Former Minister of Education, madame Etmonia David Tarpeh has also helped the academy. Tarpeh gave Master Russian space at the SKD Complex, in 2007.  Back then, she was Minister of Youth and Sports and Master Russian did not have a facility. He taught on beaches, in unfinished buildings, and at the American Cooperative School (ACS) compound. When Master Russian moved to the SKD Complex he turned his late master’s Scorpion Taekwondo Club into the academy.

After almost ten years in the SKD Complex yard, the Chinese government constructed a gym behind the stadium. Then the academy expanded into that gym.

Liberia’s Next Generation

Over time, Master Russian’s academy has become a valuable space for young martial artists. There, they learn basic principles that can help them in life. Principles such as discipline, humility, patience, consistency, hard work, integrity, service to others and more.

“You cannot be a martial artist and be a cheater,” he says.

Master Russian applies his personal life and over 30 years experience to his training. For this, parents bring their children to learn from him. When he recruits Liberian children in the streets, he relates to their less fortunate backgrounds. He can reel them in because he grew up without a father and lost his mother at a young age.

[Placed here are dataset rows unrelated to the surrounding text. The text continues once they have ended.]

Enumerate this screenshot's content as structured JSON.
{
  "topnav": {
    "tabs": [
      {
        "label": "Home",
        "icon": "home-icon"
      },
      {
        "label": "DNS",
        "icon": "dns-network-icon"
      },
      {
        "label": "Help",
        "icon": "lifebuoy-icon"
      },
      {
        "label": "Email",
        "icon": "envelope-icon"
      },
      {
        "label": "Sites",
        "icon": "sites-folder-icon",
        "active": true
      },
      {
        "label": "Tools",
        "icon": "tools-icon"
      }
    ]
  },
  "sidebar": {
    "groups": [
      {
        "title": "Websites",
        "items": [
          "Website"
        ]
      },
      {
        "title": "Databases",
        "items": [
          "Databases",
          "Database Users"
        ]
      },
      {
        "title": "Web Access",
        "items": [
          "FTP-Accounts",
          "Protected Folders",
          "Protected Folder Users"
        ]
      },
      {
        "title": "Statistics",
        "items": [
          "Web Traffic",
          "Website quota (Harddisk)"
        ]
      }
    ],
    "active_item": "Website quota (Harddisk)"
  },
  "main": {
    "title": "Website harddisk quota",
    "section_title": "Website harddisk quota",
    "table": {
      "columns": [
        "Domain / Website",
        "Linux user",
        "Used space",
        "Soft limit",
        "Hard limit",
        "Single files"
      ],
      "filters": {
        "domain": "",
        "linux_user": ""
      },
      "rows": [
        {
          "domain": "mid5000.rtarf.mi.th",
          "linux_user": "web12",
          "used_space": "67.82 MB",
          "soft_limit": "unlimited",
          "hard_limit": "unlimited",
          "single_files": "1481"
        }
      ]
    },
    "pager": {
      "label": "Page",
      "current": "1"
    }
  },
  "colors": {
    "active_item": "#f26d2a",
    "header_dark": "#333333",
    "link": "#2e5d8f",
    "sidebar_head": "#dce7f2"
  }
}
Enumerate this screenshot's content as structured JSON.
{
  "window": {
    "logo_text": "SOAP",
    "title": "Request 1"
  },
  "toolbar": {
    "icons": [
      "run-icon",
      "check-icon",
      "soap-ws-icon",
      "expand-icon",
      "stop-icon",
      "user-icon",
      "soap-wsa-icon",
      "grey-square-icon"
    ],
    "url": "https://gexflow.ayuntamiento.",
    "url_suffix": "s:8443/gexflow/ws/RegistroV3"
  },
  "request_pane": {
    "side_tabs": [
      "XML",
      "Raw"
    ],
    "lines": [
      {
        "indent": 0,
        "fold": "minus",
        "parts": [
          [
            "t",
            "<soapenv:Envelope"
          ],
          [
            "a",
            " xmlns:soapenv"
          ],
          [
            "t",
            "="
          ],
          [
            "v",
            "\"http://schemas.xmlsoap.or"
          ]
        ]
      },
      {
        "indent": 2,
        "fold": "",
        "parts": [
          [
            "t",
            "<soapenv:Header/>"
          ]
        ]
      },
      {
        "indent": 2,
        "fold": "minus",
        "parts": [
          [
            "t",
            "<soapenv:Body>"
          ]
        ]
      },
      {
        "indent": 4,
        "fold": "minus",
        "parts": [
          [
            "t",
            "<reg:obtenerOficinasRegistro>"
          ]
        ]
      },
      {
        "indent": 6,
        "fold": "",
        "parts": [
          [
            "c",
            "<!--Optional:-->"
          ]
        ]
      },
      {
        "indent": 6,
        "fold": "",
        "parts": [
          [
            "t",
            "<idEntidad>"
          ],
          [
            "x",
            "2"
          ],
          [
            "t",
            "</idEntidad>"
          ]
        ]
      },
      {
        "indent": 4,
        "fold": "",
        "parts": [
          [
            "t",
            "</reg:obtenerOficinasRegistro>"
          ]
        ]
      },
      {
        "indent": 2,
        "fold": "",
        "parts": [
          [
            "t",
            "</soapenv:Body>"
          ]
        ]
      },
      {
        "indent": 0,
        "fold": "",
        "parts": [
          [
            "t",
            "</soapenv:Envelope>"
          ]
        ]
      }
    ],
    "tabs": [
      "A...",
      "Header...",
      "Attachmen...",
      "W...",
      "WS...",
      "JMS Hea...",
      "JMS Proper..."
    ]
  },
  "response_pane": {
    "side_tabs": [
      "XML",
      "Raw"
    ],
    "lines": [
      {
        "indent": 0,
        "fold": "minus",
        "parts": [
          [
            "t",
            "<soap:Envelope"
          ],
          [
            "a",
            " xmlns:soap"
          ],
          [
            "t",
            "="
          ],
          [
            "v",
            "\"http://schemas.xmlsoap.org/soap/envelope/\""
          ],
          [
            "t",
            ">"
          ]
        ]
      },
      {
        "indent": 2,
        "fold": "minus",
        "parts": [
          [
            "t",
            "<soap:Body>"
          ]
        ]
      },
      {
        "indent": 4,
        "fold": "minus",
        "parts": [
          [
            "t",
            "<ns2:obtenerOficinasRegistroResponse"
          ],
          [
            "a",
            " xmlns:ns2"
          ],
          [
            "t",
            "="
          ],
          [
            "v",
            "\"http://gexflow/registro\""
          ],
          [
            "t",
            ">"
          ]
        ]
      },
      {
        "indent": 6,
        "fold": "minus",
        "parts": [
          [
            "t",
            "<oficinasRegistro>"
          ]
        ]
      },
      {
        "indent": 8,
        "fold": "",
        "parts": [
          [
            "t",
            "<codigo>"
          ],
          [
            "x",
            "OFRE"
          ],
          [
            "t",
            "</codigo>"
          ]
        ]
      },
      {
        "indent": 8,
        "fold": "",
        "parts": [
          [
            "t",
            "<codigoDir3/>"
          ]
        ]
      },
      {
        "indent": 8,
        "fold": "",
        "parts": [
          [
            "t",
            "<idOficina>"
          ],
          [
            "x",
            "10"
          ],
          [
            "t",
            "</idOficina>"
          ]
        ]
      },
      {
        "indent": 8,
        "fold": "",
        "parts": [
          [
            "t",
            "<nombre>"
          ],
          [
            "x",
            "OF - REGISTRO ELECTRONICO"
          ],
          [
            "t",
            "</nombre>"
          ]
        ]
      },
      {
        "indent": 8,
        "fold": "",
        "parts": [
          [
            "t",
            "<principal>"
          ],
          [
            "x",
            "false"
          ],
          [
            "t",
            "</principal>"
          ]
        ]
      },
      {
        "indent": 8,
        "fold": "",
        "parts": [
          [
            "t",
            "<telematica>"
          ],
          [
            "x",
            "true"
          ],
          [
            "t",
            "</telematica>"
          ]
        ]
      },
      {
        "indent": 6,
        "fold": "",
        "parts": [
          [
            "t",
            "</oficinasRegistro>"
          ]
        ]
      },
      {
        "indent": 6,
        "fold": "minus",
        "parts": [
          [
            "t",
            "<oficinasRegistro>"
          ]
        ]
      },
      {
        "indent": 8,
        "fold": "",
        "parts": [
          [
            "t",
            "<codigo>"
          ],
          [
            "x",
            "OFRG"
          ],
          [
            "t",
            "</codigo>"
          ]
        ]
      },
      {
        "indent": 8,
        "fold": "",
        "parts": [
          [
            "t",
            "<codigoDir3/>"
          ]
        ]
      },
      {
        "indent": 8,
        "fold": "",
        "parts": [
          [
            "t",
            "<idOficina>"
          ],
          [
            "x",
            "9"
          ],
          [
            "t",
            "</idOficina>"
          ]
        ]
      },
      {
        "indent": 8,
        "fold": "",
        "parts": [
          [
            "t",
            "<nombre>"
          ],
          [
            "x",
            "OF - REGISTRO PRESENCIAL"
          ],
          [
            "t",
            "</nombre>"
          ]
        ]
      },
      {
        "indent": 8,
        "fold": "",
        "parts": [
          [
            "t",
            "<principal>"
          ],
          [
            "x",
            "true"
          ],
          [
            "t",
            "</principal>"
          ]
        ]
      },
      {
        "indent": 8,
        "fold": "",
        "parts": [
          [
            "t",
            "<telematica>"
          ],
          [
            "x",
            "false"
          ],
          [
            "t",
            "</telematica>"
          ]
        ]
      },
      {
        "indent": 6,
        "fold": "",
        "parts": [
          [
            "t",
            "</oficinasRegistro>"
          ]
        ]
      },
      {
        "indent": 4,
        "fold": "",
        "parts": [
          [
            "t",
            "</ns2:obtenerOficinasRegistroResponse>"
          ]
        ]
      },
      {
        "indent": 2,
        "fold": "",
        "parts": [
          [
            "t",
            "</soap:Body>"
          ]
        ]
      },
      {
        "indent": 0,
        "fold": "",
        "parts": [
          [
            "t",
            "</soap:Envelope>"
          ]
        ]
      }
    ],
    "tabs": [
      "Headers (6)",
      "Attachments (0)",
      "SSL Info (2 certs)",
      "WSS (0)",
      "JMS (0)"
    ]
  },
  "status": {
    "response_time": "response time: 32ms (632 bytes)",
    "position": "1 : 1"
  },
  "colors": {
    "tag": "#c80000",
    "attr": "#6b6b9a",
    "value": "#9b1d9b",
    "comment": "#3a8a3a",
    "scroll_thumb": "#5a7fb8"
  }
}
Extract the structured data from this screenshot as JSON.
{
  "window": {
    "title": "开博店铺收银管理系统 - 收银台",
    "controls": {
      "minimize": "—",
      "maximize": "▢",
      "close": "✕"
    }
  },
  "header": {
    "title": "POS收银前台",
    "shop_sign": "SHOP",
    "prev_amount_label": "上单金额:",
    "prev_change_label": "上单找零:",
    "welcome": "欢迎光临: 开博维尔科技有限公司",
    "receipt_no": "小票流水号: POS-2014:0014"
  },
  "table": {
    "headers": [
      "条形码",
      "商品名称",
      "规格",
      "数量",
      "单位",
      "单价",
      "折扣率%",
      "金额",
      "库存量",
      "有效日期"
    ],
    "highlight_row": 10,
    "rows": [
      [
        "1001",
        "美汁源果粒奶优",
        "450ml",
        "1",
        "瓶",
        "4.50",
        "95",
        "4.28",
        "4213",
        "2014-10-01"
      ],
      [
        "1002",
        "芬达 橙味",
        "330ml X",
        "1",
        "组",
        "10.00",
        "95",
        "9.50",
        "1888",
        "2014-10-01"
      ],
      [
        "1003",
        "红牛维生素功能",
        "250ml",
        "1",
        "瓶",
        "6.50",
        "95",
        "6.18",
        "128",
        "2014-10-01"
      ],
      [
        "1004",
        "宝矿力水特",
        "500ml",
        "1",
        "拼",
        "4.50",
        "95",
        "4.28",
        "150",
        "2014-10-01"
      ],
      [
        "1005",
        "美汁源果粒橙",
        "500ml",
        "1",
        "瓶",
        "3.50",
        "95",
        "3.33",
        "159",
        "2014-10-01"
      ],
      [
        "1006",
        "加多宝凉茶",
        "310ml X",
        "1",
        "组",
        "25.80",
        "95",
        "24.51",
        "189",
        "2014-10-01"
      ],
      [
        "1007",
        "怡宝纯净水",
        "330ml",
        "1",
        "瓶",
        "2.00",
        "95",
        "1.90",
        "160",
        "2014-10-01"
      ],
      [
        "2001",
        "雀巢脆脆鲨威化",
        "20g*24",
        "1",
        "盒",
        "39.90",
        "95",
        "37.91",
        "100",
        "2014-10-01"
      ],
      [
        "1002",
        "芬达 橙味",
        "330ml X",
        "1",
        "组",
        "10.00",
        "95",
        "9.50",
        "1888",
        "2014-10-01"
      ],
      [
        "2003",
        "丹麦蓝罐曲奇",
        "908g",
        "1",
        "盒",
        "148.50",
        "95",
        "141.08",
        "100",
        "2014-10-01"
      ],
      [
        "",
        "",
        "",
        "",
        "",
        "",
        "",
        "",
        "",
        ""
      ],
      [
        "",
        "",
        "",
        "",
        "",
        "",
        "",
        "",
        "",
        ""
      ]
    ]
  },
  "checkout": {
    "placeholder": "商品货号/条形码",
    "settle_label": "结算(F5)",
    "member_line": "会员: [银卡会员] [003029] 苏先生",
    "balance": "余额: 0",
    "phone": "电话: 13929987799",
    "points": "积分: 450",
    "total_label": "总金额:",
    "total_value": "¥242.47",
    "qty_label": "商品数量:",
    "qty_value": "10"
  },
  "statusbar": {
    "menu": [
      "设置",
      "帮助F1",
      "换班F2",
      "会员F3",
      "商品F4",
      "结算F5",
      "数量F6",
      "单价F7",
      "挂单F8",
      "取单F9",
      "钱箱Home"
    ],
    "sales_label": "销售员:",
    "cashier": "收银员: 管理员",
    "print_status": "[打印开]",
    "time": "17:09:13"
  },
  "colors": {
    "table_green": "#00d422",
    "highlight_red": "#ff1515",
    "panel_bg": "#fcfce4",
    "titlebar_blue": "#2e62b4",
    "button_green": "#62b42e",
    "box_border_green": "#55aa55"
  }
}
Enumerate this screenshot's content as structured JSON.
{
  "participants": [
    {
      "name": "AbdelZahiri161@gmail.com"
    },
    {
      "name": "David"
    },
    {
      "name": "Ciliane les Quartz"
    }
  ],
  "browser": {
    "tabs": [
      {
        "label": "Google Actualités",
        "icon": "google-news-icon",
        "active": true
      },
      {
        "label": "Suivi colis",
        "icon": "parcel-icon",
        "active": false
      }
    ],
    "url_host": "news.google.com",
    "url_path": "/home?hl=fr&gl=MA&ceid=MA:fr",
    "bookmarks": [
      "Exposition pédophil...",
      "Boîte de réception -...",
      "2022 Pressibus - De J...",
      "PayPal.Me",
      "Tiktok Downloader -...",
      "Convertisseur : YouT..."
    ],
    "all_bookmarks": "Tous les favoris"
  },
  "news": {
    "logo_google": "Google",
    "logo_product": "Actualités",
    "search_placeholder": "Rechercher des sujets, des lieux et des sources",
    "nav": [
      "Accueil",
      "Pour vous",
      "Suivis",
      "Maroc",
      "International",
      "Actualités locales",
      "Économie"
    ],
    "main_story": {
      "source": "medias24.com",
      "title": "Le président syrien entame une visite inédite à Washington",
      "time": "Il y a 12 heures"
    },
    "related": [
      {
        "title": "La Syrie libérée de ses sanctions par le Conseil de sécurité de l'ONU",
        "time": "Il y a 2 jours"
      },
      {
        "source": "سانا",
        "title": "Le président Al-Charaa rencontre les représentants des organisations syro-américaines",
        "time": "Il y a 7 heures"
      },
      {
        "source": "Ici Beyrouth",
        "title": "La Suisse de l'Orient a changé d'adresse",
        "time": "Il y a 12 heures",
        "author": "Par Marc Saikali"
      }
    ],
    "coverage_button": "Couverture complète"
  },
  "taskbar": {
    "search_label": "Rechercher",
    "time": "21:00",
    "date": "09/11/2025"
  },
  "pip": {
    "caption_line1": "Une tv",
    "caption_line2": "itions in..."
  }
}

He even slept on Bernard’s Beach when he didn’t have a home. However, he credits two factors for his success. “God first. Martial arts second.”

Thus far, the academy has graduated 50 black belts in taekwondo alone. With assistance from the Chinese government, Master Russian has carried four top students to China. There, the students have either studied or competed in wushu events. He wants young martial artists to succeed, the same way his masters wanted his success. “My masters were like fathers to me,” he shares. His late Masters Tarmah, Hong Jo Kim and Prinston Anderson each played an important part in Russian’s development. Now, it’s his turn to impact others. With the right support he wants to continue doing such.

“I want young students to stay focused and pursue their dreams. It’s only God who can determine their success,” he concludes.